With the increasing awareness about the health consciousness among consumers, it becomes essential to produce pesticides free tea which has pesticides residue within permissible limits. In market organic tea normally fetch higher prices. Tea is both a health and lifestyle drink served with variety, but value addition in tea is almost a new area in tea industry which has great scope. Promoting tea flavored health drinks. Green tea is becoming popular among all age groups while youngsters are liking iced tea. Tea blended with flavors like fruits, herbal tea into tea like ginger, lemon, Chewable tea added with folic acid, calcium and other vitamins is a new area to think of.
4.1 Use of ICT
Now a day, ICT tools becomes quick medium to share information, market intelligence, government schemes, weather updates, latest development in world, etc. Adequate technical support can be made available to the small and medium size producers by using ICT tools. Thus, it is required that the research institutes to set up a dedicated extension service focusing on small and medium tea producers. This will help in reducing cost of production be implemented better resource management.
4.2 Alternative incomes
The beneficial effects of Tea quotations on the human body are well studied recognized. To obtain Catachines whole bush can be harvested. This is somewhat has large application potential area waiting to be exploited commercially. Tea oil, extracted from tea seeds, is the other area to generate income.
4.3 Tea tourism
Certain part of India is famous as tea producing areas like Darjeeling, Upper Assam, Cachar, Nilgiri, etc. These areas have a number of tea gardens which could be promoted for tea tourism. The inflow of tourist, will generate revenue and will be able to sell value added tea at a premium price. The brand of tea gardens will be more established directly to the consumers.
4.4 Government support
It becomes essential that suitable packages for enhancing the productivity with cost effectiveness be provided to under/less developed gardens. Due to the inconsistent inflow of money in garden management, aging and senile bushes have become a major cause of low productivity in the Indian Tea Industry. The government should give incentive to closed gardens and provide long-term, low interest loans to revamp them. The tea plantation in non traditional area should be emphasized. The cooperative sector should promote to come in the tea industry.
5 Conclusion
The Indian tea industry is giving employment opportunity directly and indirectly employment to the nearly one percent of the population and about 10 per cent people, respectively. The industry has good of potential in domestic market. The industry should explore the international market for value added products. But, some inherent problems are linked with the industry, therefore, due attention is required to remove hurdles of the tea industry to grow like tea.
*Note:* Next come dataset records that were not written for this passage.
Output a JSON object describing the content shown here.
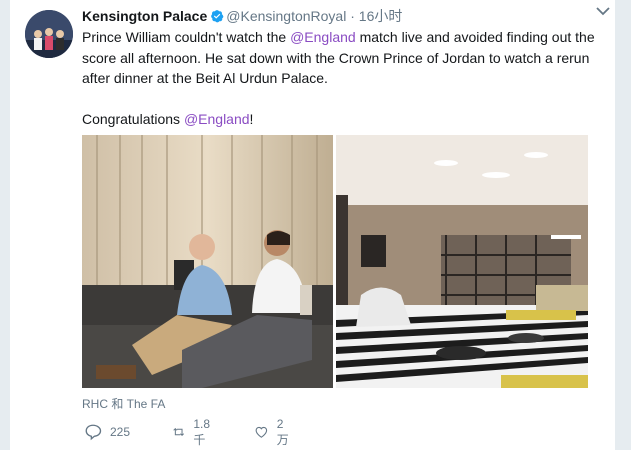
{
  "author": {
    "name": "Kensington Palace",
    "handle": "@KensingtonRoyal",
    "separator": "·",
    "time": "16小时"
  },
  "body": {
    "line1_pre": "Prince William couldn't watch the ",
    "mention1": "@England",
    "line1_post": " match live and avoided finding out the score all afternoon. He sat down with the Crown Prince of Jordan to watch a rerun after dinner at the Beit Al Urdun Palace.",
    "para2_pre": "Congratulations ",
    "mention2": "@England",
    "para2_post": "!"
  },
  "media_credit": "RHC 和 The FA",
  "actions": {
    "reply_count": "225",
    "retweet_count": "1.8千",
    "like_count": "2万"
  },
  "colors": {
    "mention": "#8a4cc3",
    "muted": "#657786",
    "verified": "#1da1f2"
  },
  "icons": [
    "verified-badge-icon",
    "chevron-down-icon",
    "reply-icon",
    "retweet-icon",
    "like-icon"
  ]
}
Asopa V.N., 2007, Tea Industry of India: The Cup that Cheers has Tears, Indian Institute of Management, Ahmedabad, 1-20
Baruah Prodip, 2008, The Tea industry of Assam, Origin and Development, EBH Publisher Guwahati
FAO, 2012, Committee on Commodity Problems, Intergovernmental group on Tea, Colombo, Sri Lanka, 30 January - 1 February 2012,   CCP:TE 12/CRS 7, 1-20
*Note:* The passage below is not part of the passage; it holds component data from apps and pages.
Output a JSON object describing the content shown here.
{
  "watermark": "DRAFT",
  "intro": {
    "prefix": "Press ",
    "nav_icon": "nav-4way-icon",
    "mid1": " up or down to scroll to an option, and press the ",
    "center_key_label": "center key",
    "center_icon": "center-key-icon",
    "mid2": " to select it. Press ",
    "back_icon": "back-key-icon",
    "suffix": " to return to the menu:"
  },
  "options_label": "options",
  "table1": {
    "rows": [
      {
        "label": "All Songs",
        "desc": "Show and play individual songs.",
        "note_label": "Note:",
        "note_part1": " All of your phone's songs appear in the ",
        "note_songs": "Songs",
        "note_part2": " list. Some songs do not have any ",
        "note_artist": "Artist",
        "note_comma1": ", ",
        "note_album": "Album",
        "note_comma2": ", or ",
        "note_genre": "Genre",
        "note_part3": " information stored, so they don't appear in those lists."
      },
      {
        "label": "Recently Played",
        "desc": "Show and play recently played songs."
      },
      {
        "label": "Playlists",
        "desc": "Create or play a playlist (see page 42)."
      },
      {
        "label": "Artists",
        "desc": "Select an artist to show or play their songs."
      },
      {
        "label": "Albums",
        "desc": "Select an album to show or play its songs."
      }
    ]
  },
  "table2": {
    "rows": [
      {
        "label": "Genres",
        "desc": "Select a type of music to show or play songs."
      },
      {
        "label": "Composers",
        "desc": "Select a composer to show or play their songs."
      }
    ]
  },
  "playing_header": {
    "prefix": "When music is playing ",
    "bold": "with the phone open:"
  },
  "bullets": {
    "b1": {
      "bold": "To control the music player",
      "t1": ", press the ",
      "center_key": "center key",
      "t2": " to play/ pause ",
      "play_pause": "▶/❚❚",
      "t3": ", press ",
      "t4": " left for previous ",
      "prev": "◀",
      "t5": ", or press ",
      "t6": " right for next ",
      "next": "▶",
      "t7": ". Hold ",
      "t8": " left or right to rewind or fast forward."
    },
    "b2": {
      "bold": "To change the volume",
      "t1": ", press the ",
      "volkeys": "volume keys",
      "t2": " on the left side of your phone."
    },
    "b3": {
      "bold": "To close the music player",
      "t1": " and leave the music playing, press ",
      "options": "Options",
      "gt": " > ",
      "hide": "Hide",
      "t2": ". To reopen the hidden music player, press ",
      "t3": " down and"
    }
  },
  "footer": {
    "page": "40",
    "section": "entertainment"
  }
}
FAO, 2012,
Hazarika K, 2011, Changinh Market Scenario for Indian Tea, International Journal of Trade, Economics and Finance, 2 (4), 285-87
Shah S.K., 2013, Prospects of Indian Tea Industry, International Journal of Agricultural Sciences and Veterinary Medicine, 1(1), 18-25
Tea Board, 2015, _Export_ of_ Tea.pdf
TRA, 2012, Chemistry
Wal Sanne van der, 2008, Sustainability issues in the Tea Sector-A Comparative analysis of six leading production countries; SOMO Publication, Amsterdam, The Netherland, 1-110


Journal of Tea Science Research
• Volume 6
View Options
. PDF(277KB)
. Online fPDF
Associated material
. Readers' comments
Other articles by authors
. Sarvesh Kumar Shah
. Vipal A. Pate
Related articles
. Indian tea
. Value added tea
. Tea standard
. Challenges
. Opportunity
. Email to a friend
. Post a comment